BEGIN DATA FOR THE TASK

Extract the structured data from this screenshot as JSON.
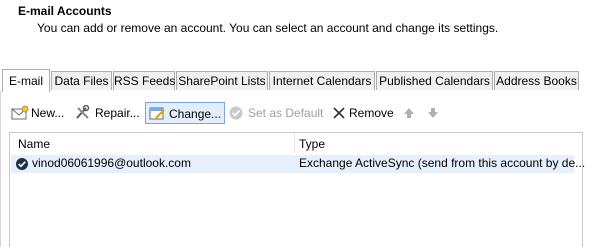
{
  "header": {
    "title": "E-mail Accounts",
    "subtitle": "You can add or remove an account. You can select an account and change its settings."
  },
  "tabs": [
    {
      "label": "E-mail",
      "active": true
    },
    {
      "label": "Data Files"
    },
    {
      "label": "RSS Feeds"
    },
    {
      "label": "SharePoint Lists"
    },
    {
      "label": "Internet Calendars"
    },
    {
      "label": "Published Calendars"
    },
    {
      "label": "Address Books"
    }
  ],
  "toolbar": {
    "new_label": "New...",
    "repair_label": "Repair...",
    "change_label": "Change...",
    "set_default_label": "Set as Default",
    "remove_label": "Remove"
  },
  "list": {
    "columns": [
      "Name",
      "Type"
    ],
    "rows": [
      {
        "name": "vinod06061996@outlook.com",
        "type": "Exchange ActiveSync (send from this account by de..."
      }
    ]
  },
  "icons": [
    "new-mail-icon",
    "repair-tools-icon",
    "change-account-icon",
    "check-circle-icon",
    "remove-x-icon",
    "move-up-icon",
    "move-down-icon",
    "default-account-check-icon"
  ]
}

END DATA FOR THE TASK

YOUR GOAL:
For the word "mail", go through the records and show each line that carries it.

EXERCISE RESPONSE:
    "title": "E-mail Accounts",
      "label": "E-mail",
    "new-mail-icon",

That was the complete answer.